A hui held in Kerikeri today focuses on how Māori can influence Aotearoa’s current and future free trade negotiations with nations from around the world.

“The hui is convened by Te Taumata to present back to our own Māori people what is happening in trade and especially in international trade and free trade negotiations,” said chairperson of Te Taumata Chris Karamea Insley (Te Whānau-ā-Apanui, Ngāti Porou, Te Whakatōhea).

The hui is the fourth in a series being held around the country seeking to engage Māori leaders from various organisations that stand to benefit from having input into how New Zealand negotiates its free trade partnerships. Te Taumata, which convened the hui, was formed following a series of hui that sought to gather data on if Māori felt their interests were being listened to in terms of New Zealand’s free trade negotiations.

“With the Māori economy being estimated to be worth a shade under $80 billion, our people were saying we should have a voice but felt as if we didn’t, in terms of free trade negotiations… We told the Minister we would do it differently. We would convene the hui and bring the Ministers, trade negotiators, and other leading trade thinkers back to our people and have face-to-face discussions on trade issues,” said Insley.

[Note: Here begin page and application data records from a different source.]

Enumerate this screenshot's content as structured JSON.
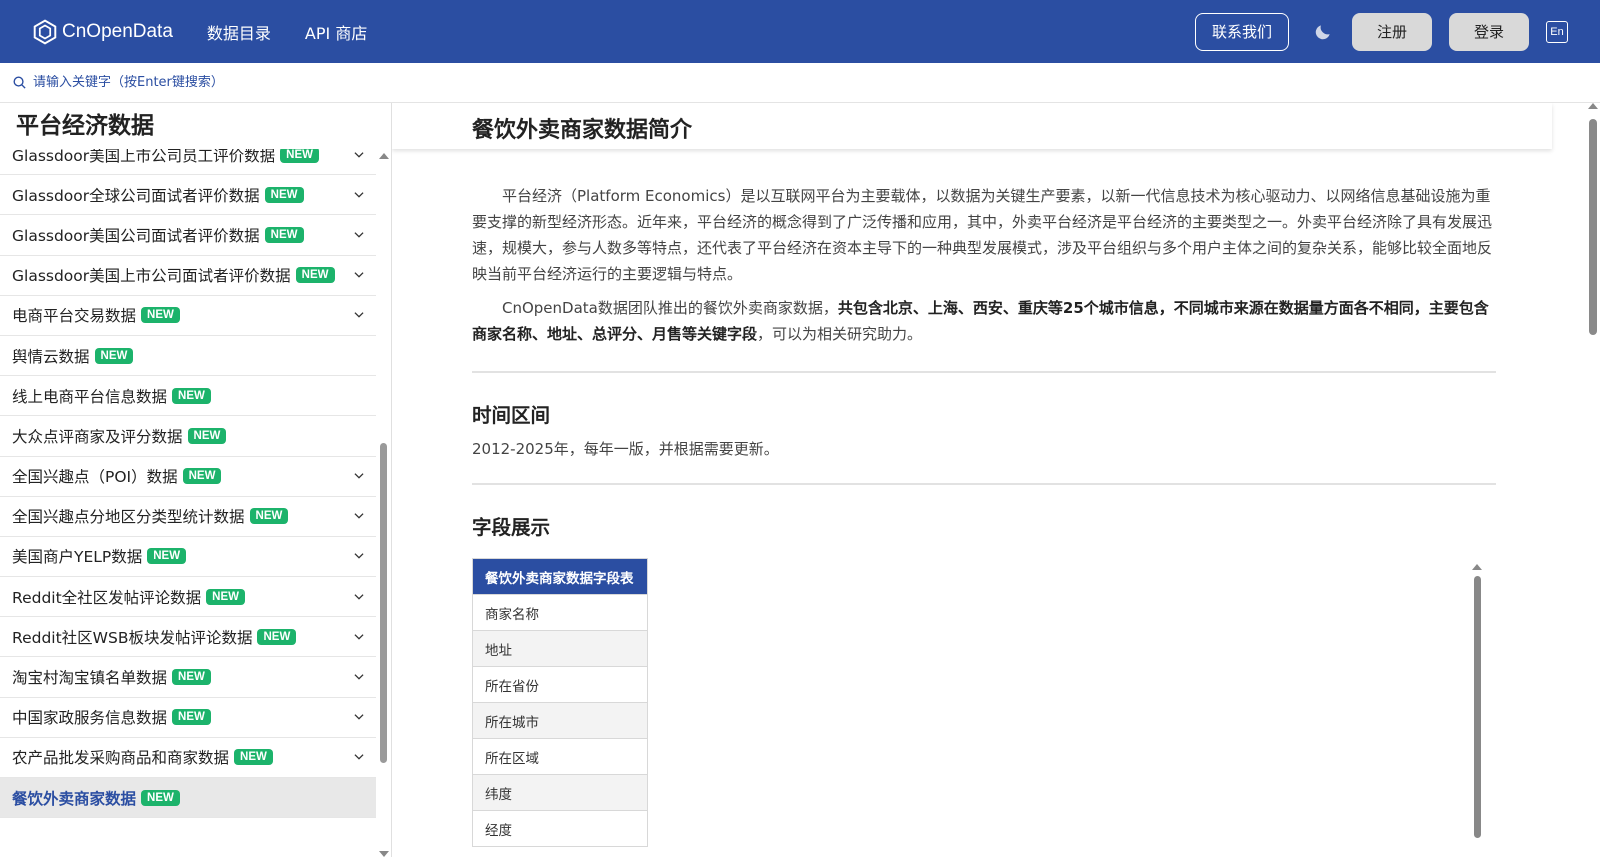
{
  "nav": {
    "logo_text": "CnOpenData",
    "links": [
      "数据目录",
      "API 商店"
    ],
    "contact_label": "联系我们",
    "register_label": "注册",
    "login_label": "登录",
    "lang_label": "En"
  },
  "search": {
    "placeholder": "请输入关键字（按Enter键搜索）"
  },
  "sidebar": {
    "title": "平台经济数据",
    "badge": "NEW",
    "items": [
      {
        "label": "Glassdoor美国上市公司员工评价数据",
        "chevron": true
      },
      {
        "label": "Glassdoor全球公司面试者评价数据",
        "chevron": true
      },
      {
        "label": "Glassdoor美国公司面试者评价数据",
        "chevron": true
      },
      {
        "label": "Glassdoor美国上市公司面试者评价数据",
        "chevron": true
      },
      {
        "label": "电商平台交易数据",
        "chevron": true
      },
      {
        "label": "舆情云数据",
        "chevron": false
      },
      {
        "label": "线上电商平台信息数据",
        "chevron": false
      },
      {
        "label": "大众点评商家及评分数据",
        "chevron": false
      },
      {
        "label": "全国兴趣点（POI）数据",
        "chevron": true
      },
      {
        "label": "全国兴趣点分地区分类型统计数据",
        "chevron": true
      },
      {
        "label": "美国商户YELP数据",
        "chevron": true
      },
      {
        "label": "Reddit全社区发帖评论数据",
        "chevron": true
      },
      {
        "label": "Reddit社区WSB板块发帖评论数据",
        "chevron": true
      },
      {
        "label": "淘宝村淘宝镇名单数据",
        "chevron": true
      },
      {
        "label": "中国家政服务信息数据",
        "chevron": true
      },
      {
        "label": "农产品批发采购商品和商家数据",
        "chevron": true
      },
      {
        "label": "餐饮外卖商家数据",
        "chevron": false,
        "active": true
      }
    ]
  },
  "main": {
    "title": "餐饮外卖商家数据简介",
    "para1": "平台经济（Platform Economics）是以互联网平台为主要载体，以数据为关键生产要素，以新一代信息技术为核心驱动力、以网络信息基础设施为重要支撑的新型经济形态。近年来，平台经济的概念得到了广泛传播和应用，其中，外卖平台经济是平台经济的主要类型之一。外卖平台经济除了具有发展迅速，规模大，参与人数多等特点，还代表了平台经济在资本主导下的一种典型发展模式，涉及平台组织与多个用户主体之间的复杂关系，能够比较全面地反映当前平台经济运行的主要逻辑与特点。",
    "para2_start": "CnOpenData数据团队推出的餐饮外卖商家数据，",
    "para2_bold": "共包含北京、上海、西安、重庆等25个城市信息，不同城市来源在数据量方面各不相同，主要包含商家名称、地址、总评分、月售等关键字段",
    "para2_end": "，可以为相关研究助力。",
    "section_time": "时间区间",
    "time_text": "2012-2025年，每年一版，并根据需要更新。",
    "section_fields": "字段展示",
    "table_header": "餐饮外卖商家数据字段表",
    "table_rows": [
      "商家名称",
      "地址",
      "所在省份",
      "所在城市",
      "所在区域",
      "纬度",
      "经度"
    ]
  }
}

The programme begins with a welcome, followed by a presentation from Minister of Foreign Affairs and Trade Nanaia Mahuta. This will be followed by a series of leaders tasked with negotiating Aotearoa’s free trade agreements. South African High Commissioner Vuyiswa Tulelo will speak about the potential for trade between indigenous South Africans and Māori.

Insley said he is most excited about hearing Dr Richard Meade and Peter Rice unveil their findings on what a new free trade agreement with Britain should include in respect of Māori interests.

One speaker is director of Making Everything Happen Kaye-Maree Dunn, who has been a key figure in helping to take the Māori economy in Northland to the next level over recent years.

“There’s a huge demand for Māori products, experiences, and services and we’ve seen an explosion of online entrepreneurs… When we look at trade, we look at how we can expand those goods and services to reach our indigenous relations around the world,” said Dunn.

As an owner of organisations focussed on empowering Māori businesses, Dunn said Covid-19 has greatly impacted on the way business is done here. She stressed the importance of investing in e-commerce and digital marketing and said iwi are now looking at how they can effectively participate in international trade.

“E-commerce is more than just having a website. It’s about a whole system of presenting yourself, marketing yourself, and connecting with your audiences,” Dunn said.

Insley and Dunn said Māori have been trading internationally long before the arrival of the British and said that initiatives such as this were building on the legacies of those who pioneered Māori trade globally.

The hui will be from 7.30am to 4pm at the Turner Centre in Kerikeri. Admission is free and attendees can register at eventbrite.com or watch the live stream at facebook.com/2mekelivestream.

View the Northern Advocate article here.